Originally Posted by godfreyl
In the circuit in post 6 the transistor is connected in common collector configuration, also known as emitter follower.

Input is to the base, output is from the emitter. There is feedback from emitter to base to make it oscillate.

Common emitter means input to base, output from collector.
Common base means input to emitter, output from collector.

In this circuit, the collector is connected directly to the battery. There is no output there.
Mistake I wrote ce, but I mean cc, SORRY

20. ## Re: Questions about colpitts oscillator design?

What do you think of this design,
I borrowed it from a book "RF Circuit design- Chris Bowick"
Initially I'll put the pages quoted

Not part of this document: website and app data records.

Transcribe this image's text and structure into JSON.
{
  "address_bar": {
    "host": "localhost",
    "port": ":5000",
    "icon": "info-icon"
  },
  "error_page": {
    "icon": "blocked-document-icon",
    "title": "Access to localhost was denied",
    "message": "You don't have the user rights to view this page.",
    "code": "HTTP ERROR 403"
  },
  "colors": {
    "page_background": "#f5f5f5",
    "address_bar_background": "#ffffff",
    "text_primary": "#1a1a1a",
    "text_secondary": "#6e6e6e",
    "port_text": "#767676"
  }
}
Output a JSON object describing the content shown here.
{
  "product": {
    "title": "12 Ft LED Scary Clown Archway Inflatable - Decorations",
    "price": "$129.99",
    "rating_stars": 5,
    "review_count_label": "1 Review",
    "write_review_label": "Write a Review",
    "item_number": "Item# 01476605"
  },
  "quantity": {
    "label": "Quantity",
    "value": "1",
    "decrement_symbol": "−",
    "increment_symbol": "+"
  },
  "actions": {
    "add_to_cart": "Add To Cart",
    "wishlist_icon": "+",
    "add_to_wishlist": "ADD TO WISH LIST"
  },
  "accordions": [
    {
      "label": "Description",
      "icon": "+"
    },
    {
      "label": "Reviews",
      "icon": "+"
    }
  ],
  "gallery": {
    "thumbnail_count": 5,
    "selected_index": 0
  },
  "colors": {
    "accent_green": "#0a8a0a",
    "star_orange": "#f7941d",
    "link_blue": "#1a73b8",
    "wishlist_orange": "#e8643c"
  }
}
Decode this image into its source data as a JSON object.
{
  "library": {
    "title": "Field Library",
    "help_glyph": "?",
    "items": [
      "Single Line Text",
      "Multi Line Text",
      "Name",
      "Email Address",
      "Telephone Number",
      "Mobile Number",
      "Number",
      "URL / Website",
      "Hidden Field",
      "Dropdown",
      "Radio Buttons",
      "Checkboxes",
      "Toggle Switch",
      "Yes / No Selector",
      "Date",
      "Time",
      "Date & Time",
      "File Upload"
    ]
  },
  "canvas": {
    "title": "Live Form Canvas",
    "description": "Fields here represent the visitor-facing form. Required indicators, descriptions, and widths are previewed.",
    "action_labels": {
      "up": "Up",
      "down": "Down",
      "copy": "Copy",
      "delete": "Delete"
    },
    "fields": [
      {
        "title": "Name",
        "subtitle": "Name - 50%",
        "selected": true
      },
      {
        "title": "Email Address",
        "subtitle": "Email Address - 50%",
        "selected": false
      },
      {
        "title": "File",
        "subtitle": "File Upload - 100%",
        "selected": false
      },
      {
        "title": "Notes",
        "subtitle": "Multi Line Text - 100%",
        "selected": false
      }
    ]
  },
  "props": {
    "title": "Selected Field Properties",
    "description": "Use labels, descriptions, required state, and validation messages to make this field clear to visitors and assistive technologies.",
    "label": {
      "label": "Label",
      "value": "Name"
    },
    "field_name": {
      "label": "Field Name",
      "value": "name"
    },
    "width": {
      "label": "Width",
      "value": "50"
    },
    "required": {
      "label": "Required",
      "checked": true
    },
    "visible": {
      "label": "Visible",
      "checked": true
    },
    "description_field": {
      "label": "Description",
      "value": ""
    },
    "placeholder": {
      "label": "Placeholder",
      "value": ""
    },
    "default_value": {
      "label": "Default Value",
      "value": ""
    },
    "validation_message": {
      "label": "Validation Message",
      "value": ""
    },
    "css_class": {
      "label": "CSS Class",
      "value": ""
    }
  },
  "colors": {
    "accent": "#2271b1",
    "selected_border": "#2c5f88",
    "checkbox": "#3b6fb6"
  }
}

My key design depends on the grounds that I'll put RE (emitter resistance) = Rs and Rs' = RB (base resistance).
I my upper emitter follower design I have the following values:
IC = 1mA, beta = 230, re = 25.887 ohm, so:
RE(total) = RE + re = 1500+26 = 1526 ohm
RB = R2//R4//(beta*[re+RE])= 14.5 kohm.
Now I'll go to design the resonant circuit using mathCAD 7 professional: